▸ Work to complete:
Could the records be returned exactly, with the pictures left out?

** Provided data follows **

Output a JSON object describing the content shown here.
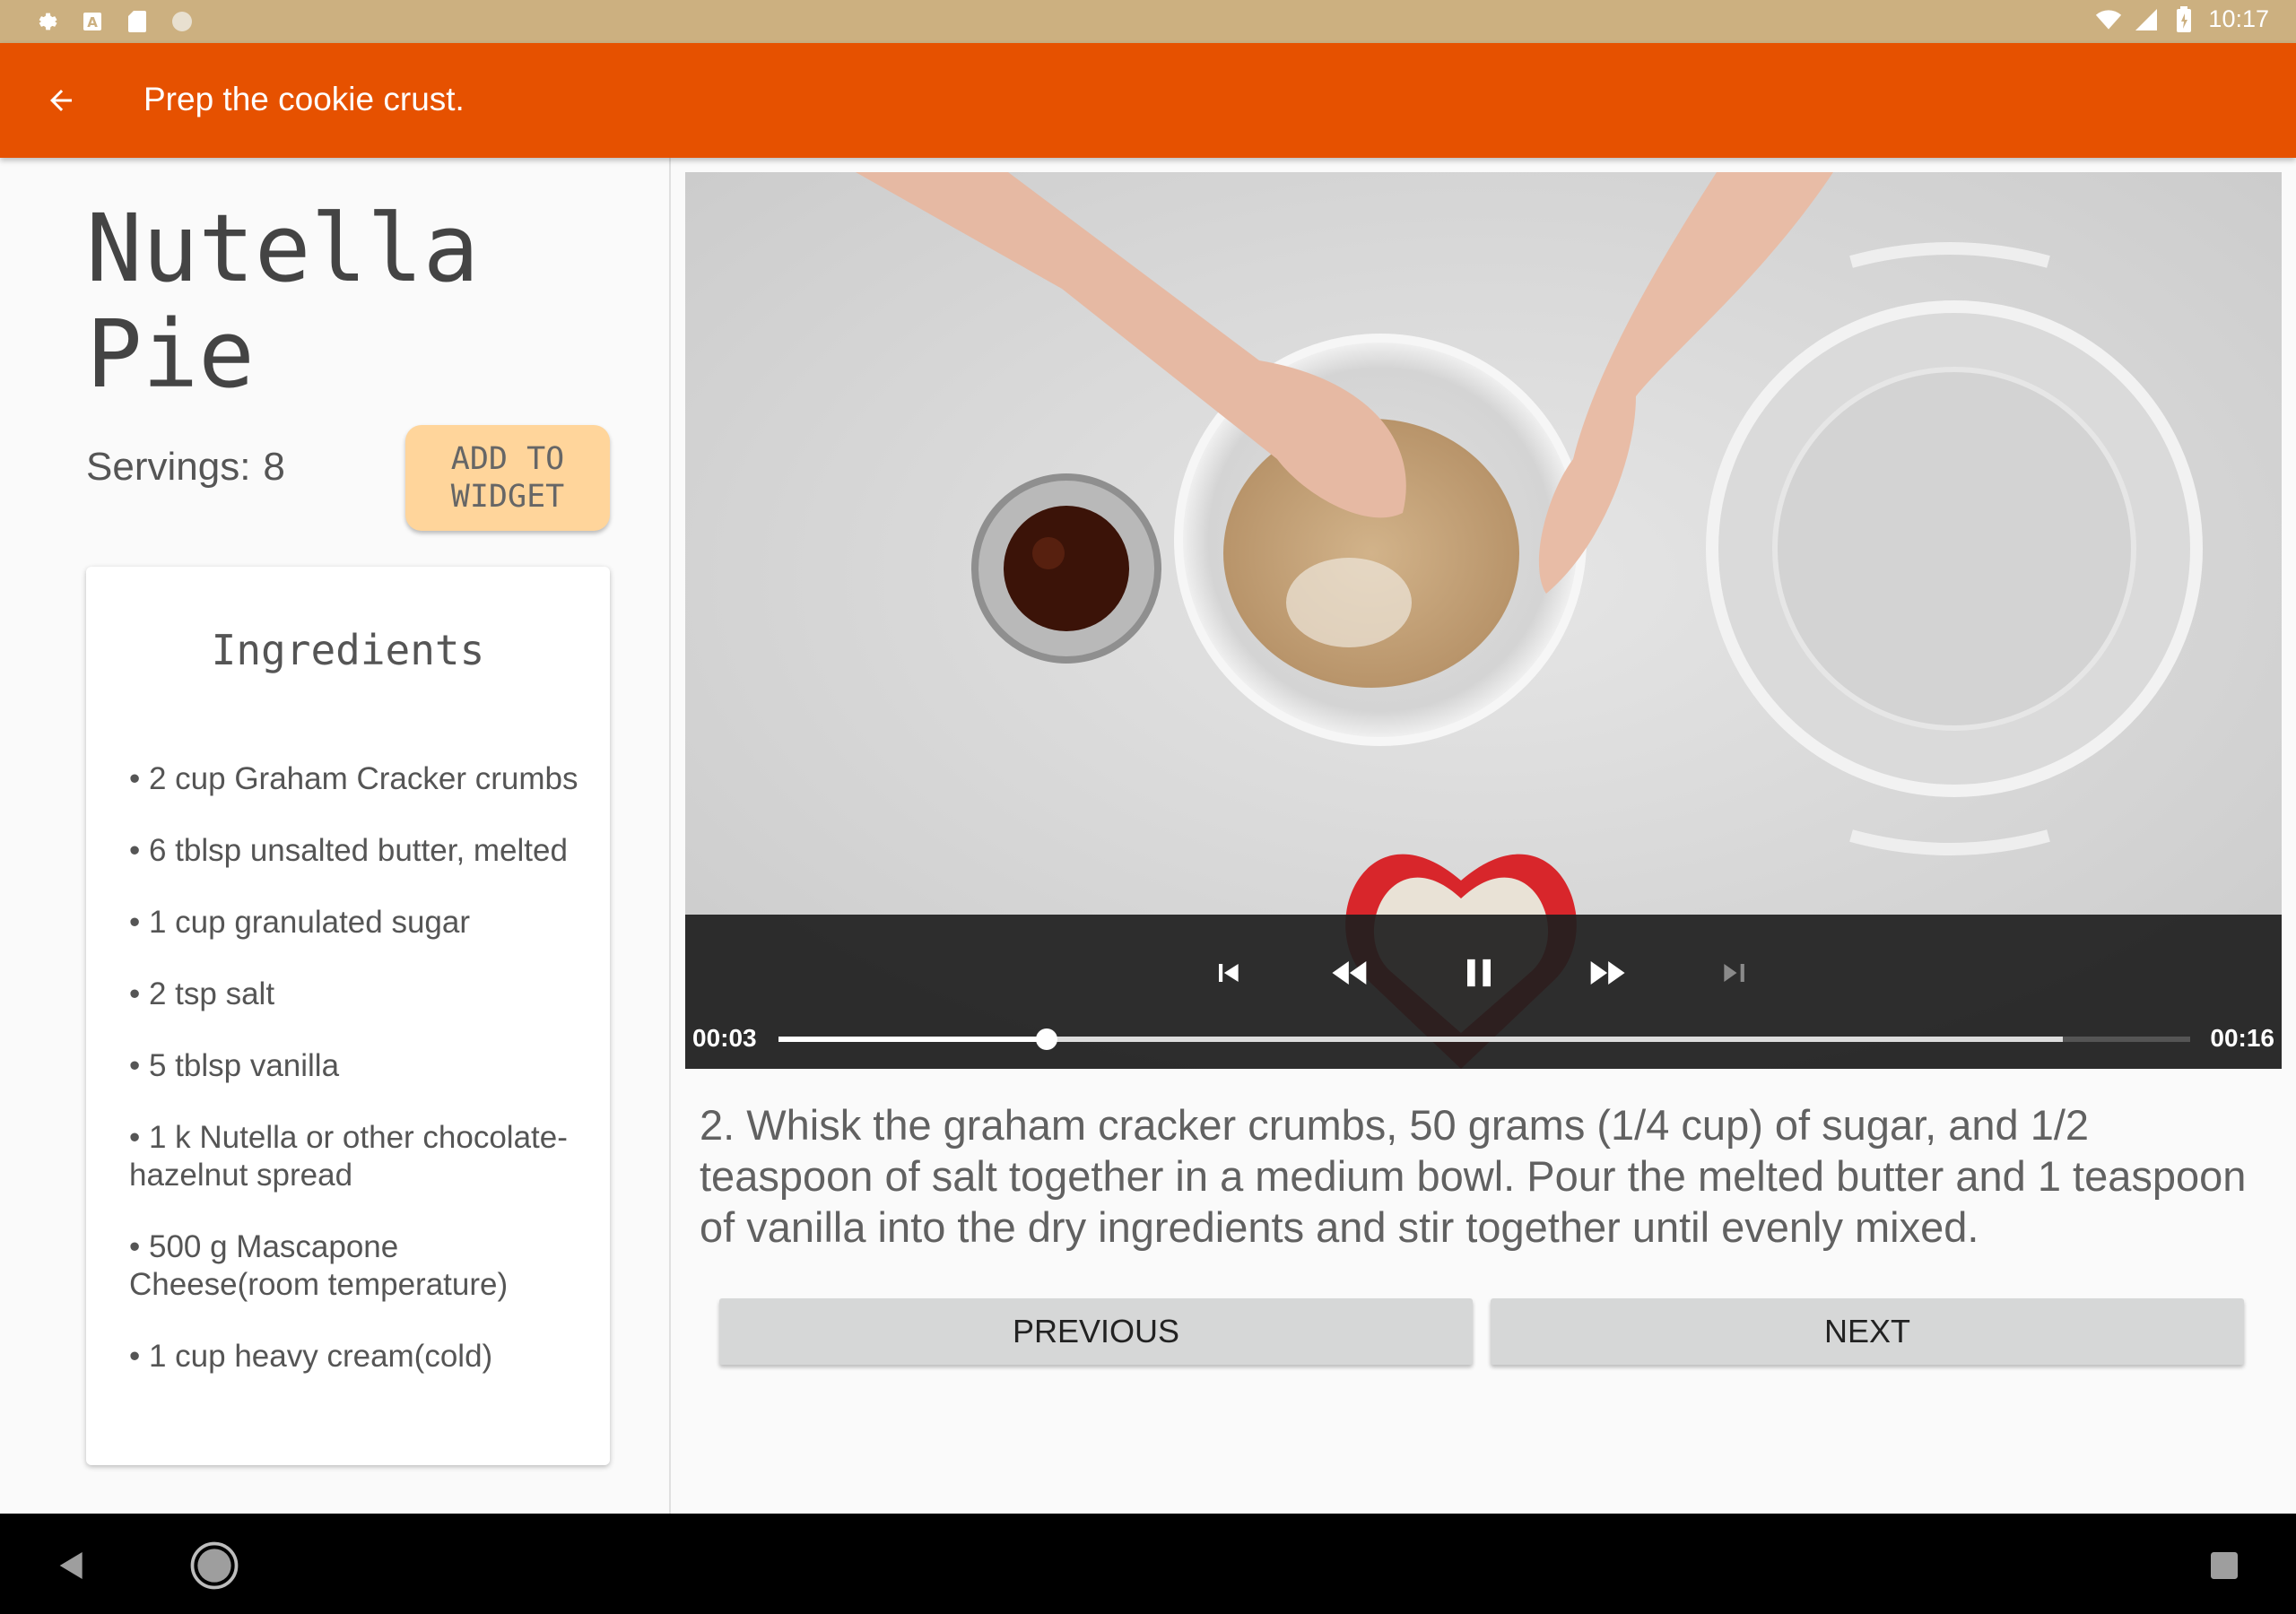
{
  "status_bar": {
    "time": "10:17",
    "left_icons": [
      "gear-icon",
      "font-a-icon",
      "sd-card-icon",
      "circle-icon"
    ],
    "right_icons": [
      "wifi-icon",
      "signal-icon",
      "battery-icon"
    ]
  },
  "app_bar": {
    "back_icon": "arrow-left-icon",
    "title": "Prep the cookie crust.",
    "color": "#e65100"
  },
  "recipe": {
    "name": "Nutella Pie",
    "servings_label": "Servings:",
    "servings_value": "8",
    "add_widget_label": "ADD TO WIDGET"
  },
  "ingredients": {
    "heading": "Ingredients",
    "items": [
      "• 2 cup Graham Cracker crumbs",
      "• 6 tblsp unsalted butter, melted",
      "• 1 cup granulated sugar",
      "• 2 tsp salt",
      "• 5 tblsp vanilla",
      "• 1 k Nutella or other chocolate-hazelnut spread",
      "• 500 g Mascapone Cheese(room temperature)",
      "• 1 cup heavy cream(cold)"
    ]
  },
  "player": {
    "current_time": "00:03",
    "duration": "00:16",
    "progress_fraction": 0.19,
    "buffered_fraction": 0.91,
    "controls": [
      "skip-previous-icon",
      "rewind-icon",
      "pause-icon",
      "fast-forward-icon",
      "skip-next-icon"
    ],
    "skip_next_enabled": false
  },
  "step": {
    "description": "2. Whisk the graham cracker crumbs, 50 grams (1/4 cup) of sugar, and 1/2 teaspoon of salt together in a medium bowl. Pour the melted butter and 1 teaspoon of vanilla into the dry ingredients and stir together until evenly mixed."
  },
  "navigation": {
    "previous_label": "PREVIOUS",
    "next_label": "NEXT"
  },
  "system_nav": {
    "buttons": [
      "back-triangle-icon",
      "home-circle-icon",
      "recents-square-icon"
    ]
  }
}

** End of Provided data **

▸ Result of this task:
Output a JSON object describing the content shown here.
{
  "status_bar": {
    "time": "10:17",
    "left_icons": [
      "gear-icon",
      "font-a-icon",
      "sd-card-icon",
      "circle-icon"
    ],
    "right_icons": [
      "wifi-icon",
      "signal-icon",
      "battery-icon"
    ]
  },
  "app_bar": {
    "back_icon": "arrow-left-icon",
    "title": "Prep the cookie crust.",
    "color": "#e65100"
  },
  "recipe": {
    "name": "Nutella Pie",
    "servings_label": "Servings:",
    "servings_value": "8",
    "add_widget_label": "ADD TO WIDGET"
  },
  "ingredients": {
    "heading": "Ingredients",
    "items": [
      "• 2 cup Graham Cracker crumbs",
      "• 6 tblsp unsalted butter, melted",
      "• 1 cup granulated sugar",
      "• 2 tsp salt",
      "• 5 tblsp vanilla",
      "• 1 k Nutella or other chocolate-hazelnut spread",
      "• 500 g Mascapone Cheese(room temperature)",
      "• 1 cup heavy cream(cold)"
    ]
  },
  "player": {
    "current_time": "00:03",
    "duration": "00:16",
    "progress_fraction": 0.19,
    "buffered_fraction": 0.91,
    "controls": [
      "skip-previous-icon",
      "rewind-icon",
      "pause-icon",
      "fast-forward-icon",
      "skip-next-icon"
    ],
    "skip_next_enabled": false
  },
  "step": {
    "description": "2. Whisk the graham cracker crumbs, 50 grams (1/4 cup) of sugar, and 1/2 teaspoon of salt together in a medium bowl. Pour the melted butter and 1 teaspoon of vanilla into the dry ingredients and stir together until evenly mixed."
  },
  "navigation": {
    "previous_label": "PREVIOUS",
    "next_label": "NEXT"
  },
  "system_nav": {
    "buttons": [
      "back-triangle-icon",
      "home-circle-icon",
      "recents-square-icon"
    ]
  }
}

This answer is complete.